“In this ground-breaking collection of critical essays, 15 writers explore the experimental, interdisciplinary, and radically transgressive field of contemporary live art in South Africa.
Set against a contemporary South African society that is chronologically ‘post’ apartheid, but one that continues to grapple with material redress, land redistribution, and systemic racism, finds a representation of the complexity of this moment within the rich potential of a performative art form that transcends disciplinary boundaries and aesthetic conventions. The collection probes live art’s intersection with crisis and socio-political turbulence, shifting notions of identity and belonging, embodied trauma and loss, questions of archive, memory and the troubling of colonial systems of knowing, an interrogation of narratives of the past and visions for the future.
These diverse essays, analysing the work of more than 25 contemporary South African artists and accompanied by a striking visual record of more than 50 photographs, represent the first major critical study of contemporary live art in South Africa; a study that is as timeous as it is imperative.”
Edited by Jay Pather and Catherine Boulle, includes contributions from Alan Parker, Andrew Hennlich, Bettina Malcomess, Catherine Boulle, Gabrielle Goliath, Jay Pather, Katlego Disemelo, Khwezi Gule, Lieketso Dee Mohoto-Wa Thaluki, Massa Lemu, Mwenya B. Kabwe, Nomusa Makhubu, Nondumiso Msimanga, Same Mdluli, and Sarah Nuttall.
24.5 x 17cm | 376 pages | softcover
Jay Pather is a choreographer, curator, associate professor at the University of Cape Town, and director of the Institute for Creative Arts, UCT.

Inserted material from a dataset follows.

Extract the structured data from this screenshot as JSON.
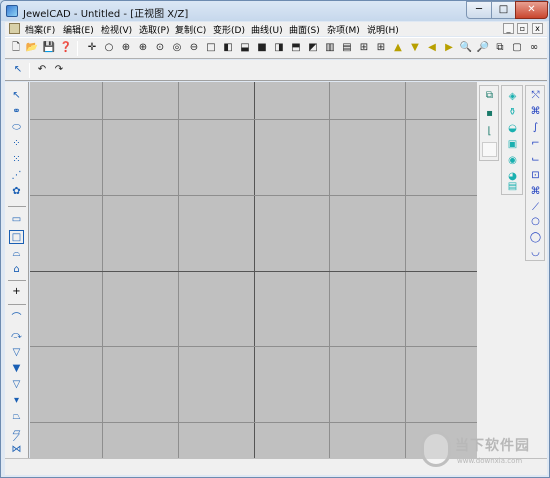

Catherine Boulle is a writer and researcher at the Institute for Creative Arts, where her work includes initiating new research on live art in South Africa.